The Casting Flask
The casting flask is a two part box that is open at the top and bottom for compacting sand around the item you wish to replicate. It consists of a “Cope” top part and a “Drag” the bottom portion. Making your own casting flask is not hard I started with a 2 X 4 and cut it into 12" segments to make a total of 8 parts. 2 X 4's placed on top of each other give your flask a total depth of 7". This is a good starting point for replicating smaller parts. I am a huge sci-fi fan and my goal with the first castings was to make a “Lightsaber” or more precisely a “Lightsaber” pommel. If you wish to make larger parts you will need a larger flask, but it is important to START SMALL, there is still much to learn. You will also need some smaller board such as a segment of 1/4" plywood to make the guides or line up points. It is imperative that the Cope and Drag line up together each time you put them together, and that the two parts are as flush with each other as possible. Take four of your 12" segments and form your first square on a flat surface such as a table or board. When you are satisfied that your square is flush clamp it together tightly.
I found out the hard way that when you drive in the wood screws it can throw the whole thing off, if not clamped. I used a Work Mate bench as my clamp, you can use nails as well but the banging can quickly throw the boards out of alignment. A total of 8, 3 ½" wood screws, two at each corner, and I had the first half of the flask.
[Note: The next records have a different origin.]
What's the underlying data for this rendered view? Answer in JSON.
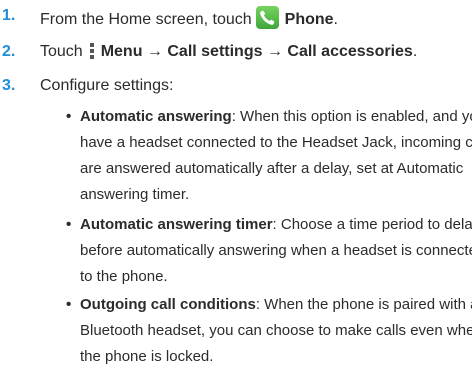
{
  "steps": [
    {
      "number": "1.",
      "prefix": "From the Home screen, touch",
      "app_name": "Phone",
      "suffix": ".",
      "icon": "phone-app-icon"
    },
    {
      "number": "2.",
      "prefix": "Touch",
      "menu_path": "Menu → Call settings → Call accessories",
      "suffix": ".",
      "icon": "menu-icon"
    },
    {
      "number": "3.",
      "text": "Configure settings:"
    }
  ],
  "bullets": [
    {
      "title": "Automatic answering",
      "lines": [
        ": When this option is enabled, and you",
        "have a headset connected to the Headset Jack, incoming calls",
        "are answered automatically after a delay, set at Automatic",
        "answering timer."
      ]
    },
    {
      "title": "Automatic answering timer",
      "lines": [
        ": Choose a time period to delay",
        "before automatically answering when a headset is connected",
        "to the phone."
      ]
    },
    {
      "title": "Outgoing call conditions",
      "lines": [
        ": When the phone is paired with a",
        "Bluetooth headset, you can choose to make calls even when",
        "the phone is locked."
      ]
    }
  ],
  "colors": {
    "step_number": "#1f8fd8",
    "text": "#2b2b2b",
    "icon_green": "#4bb544"
  }
}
Now form up the second half of the flask but instead of using a table, place your four segments atop your newly completed drag. This ensures a good fit, clamp it, then run in your wood screws. You now have a cope. It is time to make your alignment guides, start by cutting two triangle shapes from a 1/4" piece of plywood or whatever you have laying around. The triangles need to be roughly 6 X 6 X 6, the triangles will be attached to your cope. Again clamp your cope and drag together making sure the two halves are as perfectly aligned as you can get them. It took me two wood clamps and the work mate to lock things down. Take your first triangle and put it halfway between the cope and the drag, making sure half the triangle is facing point down towards the bottom of the drag. Nail it in place, the nails will only go into the cope, not the drag, I used small 1" nails.
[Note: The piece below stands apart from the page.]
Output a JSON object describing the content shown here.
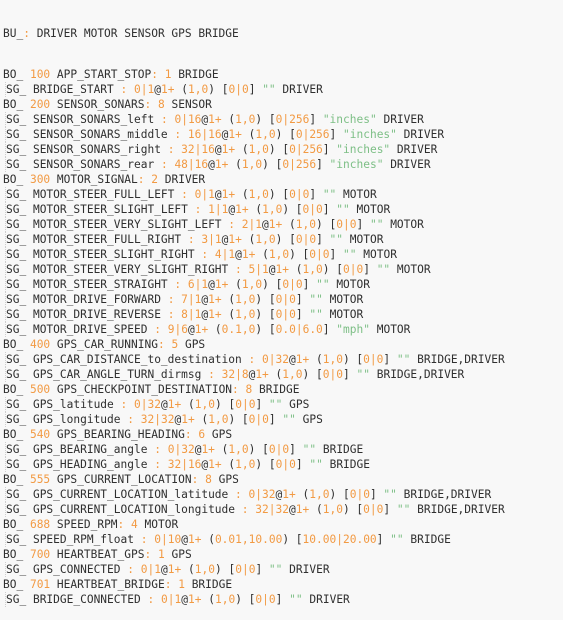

Next, cut two small 1 X 5" strips from your plywood and place them tightly against the triangle point on the drag only. Nail them in place, what you are doing is ensuring that the two halves of your flask fit together at the same point whenever they are separated. Repeat the process on the opposite side of the flask. Next you need to add handles to both parts, when the cope and drag are “rammed up”, or filled with compacted wet sand, they can be quite heavy. You will be moving them around often when you are making the mold or “drawing the mold”. I used some scrap 1 X 1" boards cut into 4" lengths and nailed them to the sides opposite the guides. Lastly, you need to give the entire inside of the flask a heavy coat of lacquer. Clear spray paint or plain paint will work also. The casting sand will be wet when used and you don’t want the moisture creeping into your boards. You now have a Casting Flask, these cost $70 to $300 if ordered off eBay or other vendors. There are other types of casting flasks but this type will be used for most home castings. Next up, the forge and crucible.